Dataset excerpts
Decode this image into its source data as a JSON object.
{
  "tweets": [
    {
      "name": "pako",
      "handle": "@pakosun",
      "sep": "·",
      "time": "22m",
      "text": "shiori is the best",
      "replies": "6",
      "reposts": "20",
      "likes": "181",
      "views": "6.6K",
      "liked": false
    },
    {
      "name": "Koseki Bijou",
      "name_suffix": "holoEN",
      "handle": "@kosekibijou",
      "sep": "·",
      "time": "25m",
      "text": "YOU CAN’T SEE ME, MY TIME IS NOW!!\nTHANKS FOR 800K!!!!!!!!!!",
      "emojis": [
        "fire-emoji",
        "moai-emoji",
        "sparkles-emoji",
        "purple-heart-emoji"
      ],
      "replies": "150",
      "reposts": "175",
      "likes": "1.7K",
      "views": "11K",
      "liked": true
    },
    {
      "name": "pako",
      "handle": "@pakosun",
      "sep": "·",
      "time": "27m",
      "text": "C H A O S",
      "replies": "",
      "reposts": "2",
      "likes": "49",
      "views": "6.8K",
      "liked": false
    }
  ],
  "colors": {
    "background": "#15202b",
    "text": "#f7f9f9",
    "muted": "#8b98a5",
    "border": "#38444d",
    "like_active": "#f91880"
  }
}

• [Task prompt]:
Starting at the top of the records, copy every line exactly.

• [Task solution]:
Decode this image into its source data as a JSON object.
{
  "tweets": [
    {
      "name": "pako",
      "handle": "@pakosun",
      "sep": "·",
      "time": "22m",
      "text": "shiori is the best",
      "replies": "6",
      "reposts": "20",
      "likes": "181",
      "views": "6.6K",
      "liked": false
    },
    {
      "name": "Koseki Bijou",
      "name_suffix": "holoEN",
      "handle": "@kosekibijou",
      "sep": "·",
      "time": "25m",
      "text": "YOU CAN’T SEE ME, MY TIME IS NOW!!\nTHANKS FOR 800K!!!!!!!!!!",
      "emojis": [
        "fire-emoji",
        "moai-emoji",
        "sparkles-emoji",
        "purple-heart-emoji"
      ],
      "replies": "150",
      "reposts": "175",
      "likes": "1.7K",
      "views": "11K",
      "liked": true
    },
    {
      "name": "pako",
      "handle": "@pakosun",
      "sep": "·",
      "time": "27m",
      "text": "C H A O S",
      "replies": "",
      "reposts": "2",
      "likes": "49",
      "views": "6.8K",
      "liked": false
    }
  ],
  "colors": {
    "background": "#15202b",
    "text": "#f7f9f9",
    "muted": "#8b98a5",
    "border": "#38444d",
    "like_active": "#f91880"
  }
}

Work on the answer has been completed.